Judge Dean Worcester has seen both sides of the bench.
The Leesburg-area resident served for 25 years as a prosecutor and an attorney, and since March 1, has been presiding as one of two
judges at the Loudoun County General District Court.
“I have great respect for our legal system in this country. It’s an honor,” Worcester said.
Worcester stepped in for James Forsyth, who served as the general district court judge for six years until he retired on Nov. 1, 2001. The position remained empty until the 140-member Loudoun Bar recommended Worcester to the General Assembly. The General Assembly, in turn, elected Worcester for a six-year term, with the governor making the appointment.
“I’m deeply honored I was nominated by the bar to this position, and I hope I earn the confidence and trust they place in me,” Worcester said.
Worcester served two years as a prosecutor for the Commonwealth’s attorney and spent the rest of his law career as an attorney. The Ohio native grew up in Arlington, spent six years in North Carolina and finished his schooling in Alexandria. He has lived in Loudoun County since 1978.
"He seems very pleasant to work with," said Judith Waddell, clerk of the General District Court. "He seems very upbeat."
WORCESTER’S FATHER was a lawyer, so like “a typical young boy,” he wanted to be just like him, Worcester said.
By the time Worcester entered Hampden-Sydney College, he knew he wanted to be a lawyer. In 1974, he earned a bachelor’s degree in political science there and, four years later, earned a juris doctorate degree from Cumberland School of Law in Birmingham, Ala.
After graduating, Worcester worked for a Leesburg law firm for three years, then joined the Commonwealth Attorney’s office.
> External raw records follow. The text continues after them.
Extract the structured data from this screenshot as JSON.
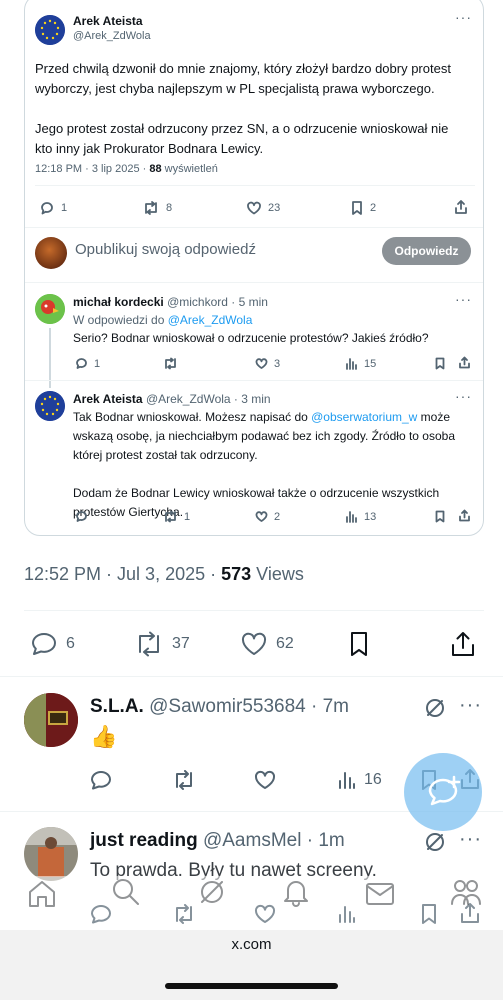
{
  "quoted": {
    "author_name": "Arek Ateista",
    "author_handle": "@Arek_ZdWola",
    "paragraph1": "Przed chwilą dzwonił do mnie znajomy, który złożył bardzo dobry protest",
    "paragraph1b": "wyborczy, jest chyba najlepszym w PL specjalistą prawa wyborczego.",
    "paragraph2": "Jego protest został odrzucony przez SN, a o odrzucenie wnioskował nie",
    "paragraph2b": "kto inny jak Prokurator Bodnara Lewicy.",
    "time": "12:18 PM · 3 lip 2025 · ",
    "views_count": "88",
    "views_label": " wyświetleń",
    "replies": "1",
    "reposts": "8",
    "likes": "23",
    "bookmarks": "2",
    "reply_placeholder": "Opublikuj swoją odpowiedź",
    "reply_button": "Odpowiedz"
  },
  "reply1": {
    "name": "michał kordecki",
    "handle": "@michkord",
    "time": " · 5 min",
    "replying_prefix": "W odpowiedzi do ",
    "replying_to": "@Arek_ZdWola",
    "text": "Serio? Bodnar wnioskował o odrzucenie protestów? Jakieś źródło?",
    "replies": "1",
    "likes": "3",
    "views": "15"
  },
  "reply2": {
    "name": "Arek Ateista",
    "handle": "@Arek_ZdWola",
    "time": " · 3 min",
    "line1a": "Tak Bodnar wnioskował. Możesz napisać do ",
    "line1_link": "@obserwatorium_w",
    "line1b": " może",
    "line2": "wskazą osobę, ja niechciałbym podawać bez ich zgody. Źródło to osoba",
    "line3": "której protest został tak odrzucony.",
    "line4": "Dodam że Bodnar Lewicy wnioskował także o odrzucenie wszystkich",
    "line5": "protestów Giertycha.",
    "reposts": "1",
    "likes": "2",
    "views": "13"
  },
  "main": {
    "time": "12:52 PM · Jul 3, 2025 · ",
    "views_count": "573",
    "views_label": " Views",
    "replies": "6",
    "reposts": "37",
    "likes": "62"
  },
  "comments": [
    {
      "name": "S.L.A.",
      "handle": "@Sawomir553684",
      "time": " · 7m",
      "text": "👍",
      "views": "16"
    },
    {
      "name": "just reading",
      "handle": "@AamsMel",
      "time": " · 1m",
      "text": "To prawda. Były tu nawet screeny."
    }
  ],
  "browser": {
    "url": "x.com"
  }
}
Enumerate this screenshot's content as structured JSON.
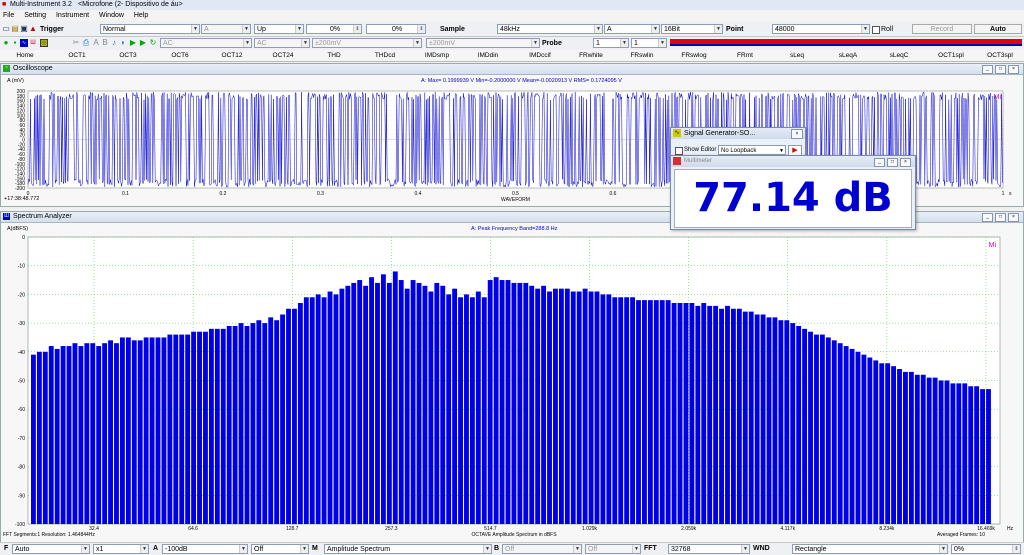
{
  "window": {
    "title": "Multi-Instrument 3.2",
    "device": "<Microfone (2- Dispositivo de áu>"
  },
  "menu": [
    "File",
    "Setting",
    "Instrument",
    "Window",
    "Help"
  ],
  "toolbar1": {
    "trigger_label": "Trigger",
    "trigger_mode": "Normal",
    "channel": "A",
    "edge": "Up",
    "level1": "0%",
    "level2": "0%",
    "sample_label": "Sample",
    "sample_rate": "48kHz",
    "chan2": "A",
    "bits": "16Bit",
    "point_label": "Point",
    "points": "48000",
    "roll_label": "Roll",
    "record_label": "Record",
    "auto_label": "Auto"
  },
  "toolbar2": {
    "coupling_a": "AC",
    "coupling_b": "AC",
    "range_a": "±200mV",
    "range_b": "±200mV",
    "probe_label": "Probe",
    "probe_a": "1",
    "probe_b": "1"
  },
  "tabs": [
    "Home",
    "OCT1",
    "OCT3",
    "OCT6",
    "OCT12",
    "OCT24",
    "THD",
    "THDcd",
    "IMDsmp",
    "IMDdin",
    "IMDccif",
    "FRwhite",
    "FRswlin",
    "FRswlog",
    "FRmt",
    "sLeq",
    "sLeqA",
    "sLeqC",
    "OCT1spl",
    "OCT3spl"
  ],
  "oscilloscope": {
    "title": "Oscilloscope",
    "unit_label": "A (mV)",
    "stats": "A: Max= 0.1999939 V  Min=-0.2000000 V  Mean=-0.0020913 V  RMS= 0.1724095 V",
    "y_ticks": [
      "200",
      "180",
      "160",
      "140",
      "120",
      "100",
      "80",
      "60",
      "40",
      "20",
      "0",
      "-20",
      "-40",
      "-60",
      "-80",
      "-100",
      "-120",
      "-140",
      "-160",
      "-180",
      "-200"
    ],
    "x_ticks": [
      "0",
      "0.1",
      "0.2",
      "0.3",
      "0.4",
      "0.5",
      "0.6",
      "0.7",
      "0.8",
      "0.9",
      "1"
    ],
    "x_unit": "s",
    "timestamp": "+17:38:48.772",
    "xlabel": "WAVEFORM",
    "marker": "Mi"
  },
  "siggen": {
    "title": "Signal Generator-SO...",
    "show_editor": "Show Editor",
    "loopback": "No Loopback"
  },
  "meter": {
    "title": "Multimeter",
    "value": "77.14 dB"
  },
  "spectrum": {
    "title": "Spectrum Analyzer",
    "unit_label": "A(dBFS)",
    "peak": "A: Peak Frequency Band=288.8 Hz",
    "marker": "Mi",
    "footer_left": "FFT  Segments:1    Resolution: 1.464844Hz",
    "footer_right": "Averaged Frames: 10",
    "xlabel": "OCTAVE Amplitude Spectrum in dBFS",
    "x_unit": "Hz"
  },
  "chart_data": {
    "type": "bar",
    "title": "",
    "xlabel": "OCTAVE Amplitude Spectrum in dBFS",
    "ylabel": "A(dBFS)",
    "ylim": [
      -100,
      0
    ],
    "y_ticks": [
      "0",
      "-10",
      "-20",
      "-30",
      "-40",
      "-50",
      "-60",
      "-70",
      "-80",
      "-90",
      "-100"
    ],
    "x_ticks": [
      "32.4",
      "64.6",
      "128.7",
      "257.3",
      "514.7",
      "1.029k",
      "2.059k",
      "4.117k",
      "8.234k",
      "16.469k"
    ],
    "values": [
      -41,
      -40,
      -40,
      -38,
      -39,
      -38,
      -38,
      -37,
      -38,
      -37,
      -37,
      -38,
      -37,
      -36,
      -37,
      -35,
      -35,
      -36,
      -36,
      -35,
      -35,
      -35,
      -35,
      -34,
      -34,
      -34,
      -34,
      -33,
      -33,
      -33,
      -32,
      -32,
      -32,
      -31,
      -31,
      -30,
      -31,
      -30,
      -29,
      -30,
      -28,
      -29,
      -27,
      -25,
      -25,
      -23,
      -21,
      -21,
      -20,
      -21,
      -19,
      -20,
      -18,
      -17,
      -16,
      -15,
      -17,
      -14,
      -16,
      -13,
      -16,
      -12,
      -15,
      -18,
      -15,
      -16,
      -17,
      -19,
      -16,
      -17,
      -20,
      -18,
      -21,
      -20,
      -21,
      -19,
      -21,
      -15,
      -14,
      -15,
      -15,
      -16,
      -16,
      -16,
      -17,
      -18,
      -17,
      -19,
      -18,
      -18,
      -18,
      -19,
      -19,
      -18,
      -19,
      -19,
      -20,
      -20,
      -21,
      -21,
      -21,
      -21,
      -22,
      -22,
      -22,
      -22,
      -22,
      -22,
      -23,
      -23,
      -23,
      -23,
      -24,
      -23,
      -24,
      -24,
      -25,
      -24,
      -25,
      -25,
      -26,
      -26,
      -27,
      -27,
      -28,
      -28,
      -29,
      -29,
      -30,
      -31,
      -32,
      -33,
      -34,
      -34,
      -35,
      -36,
      -37,
      -38,
      -39,
      -40,
      -41,
      -42,
      -43,
      -44,
      -44,
      -45,
      -46,
      -47,
      -47,
      -48,
      -48,
      -49,
      -49,
      -50,
      -50,
      -51,
      -51,
      -51,
      -52,
      -52,
      -53,
      -53
    ]
  },
  "bottombar": {
    "f_label": "F",
    "f_value": "Auto",
    "mult": "x1",
    "a_label": "A",
    "a_value": "-100dB",
    "off1": "Off",
    "m_label": "M",
    "m_value": "Amplitude Spectrum",
    "b_label": "B",
    "off2": "Off",
    "off3": "Off",
    "fft_label": "FFT",
    "fft_value": "32768",
    "wnd_label": "WND",
    "wnd_value": "Rectangle",
    "pct": "0%"
  }
}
He soon returned to practicing law as a partner with the late Charles Ottinger until 1991. He continued practicing law with state Sen. William C. Mims (R-33rd) and Bill Atwill, leaving the firm in March to take his present position, where he is paid $110,000 a year.
Previously, Worcester prepared and presented cases and, as an attorney, he sometimes encountered new evidence or witnesses brought by the other side at the trial. He did not hear both sides of a case until the trial.
As a judge, he typically spends an hour reviewing the docket before hearing the cases scheduled that day. He does not become familiar with the particulars of each case until the attorneys present their testimonies and the evidence is brought forward.
“It’s not an easy job," Worcester said. "You have to decide what’s best, but those aren’t always easy decisions,”
WORCESTER’S DAY typically starts at 7:30 a.m. before he hears the arraignments an hour later. At 9:30 a.m., the traffic and the civil and criminal cases are heard in two separate courts, with traffic cases in one and civil and criminal cases in the second.
Worcester and Judge Julia Cannon, a Loudoun County judge for the past 10 years, rotate presiding over the courts twice a month, so they can share the caseload and work with a variety of cases.
The general district court handles traffic violations, misdemeanor offenses with a potential jail time of less than one year and civil disputes of less than $15,000, along with preliminary hearings on felony cases. The preliminary hearings establish probable cause before the case is sent to the grand jury for indictment and on to the circuit court for the trial process.
The circuit court handles felony offenses with a year or more of jail time, civil disputes of more than $15,000 and divorce cases.
“It’s a very satisfying experience to hear the facts of the case, apply the law and make a decision that is going to be fair and just to everybody,” Worcester said.
On Mondays and Wednesdays, the general district court aims to set six civil trials per day, some of which may be settled before trial. Tuesdays and Thursdays are dedicated to preliminary hearings, usually 12 cases, with Fridays reserved for traffic and small claims cases that are handled on a rotating basis. The Traffic Division of the General District Court hears traffic violations cases for the towns, county, state and Metropolitan Washington Airport Authority police.
“My goal is to effectively and efficiently hear all the cases, to render decisions that are fair and just and to treat everybody with dignity and respect,” Worcester said. “Hopefully, at the end of the day, all the citizens who come to court felt they had a fair day in court.”
WORCESTER IS A 22-YEAR member of the Leesburg Rotary Club. In the past, he served on the boards for the American Red Cross, the American Cancer Society and the Loudoun Museum.
Worcester lives north of Leesburg with his wife Tammy Worcester, director of the Girl Scouts for Loudoun County. Their daughter Jennifer Worcester is a junior at Mary Washington College.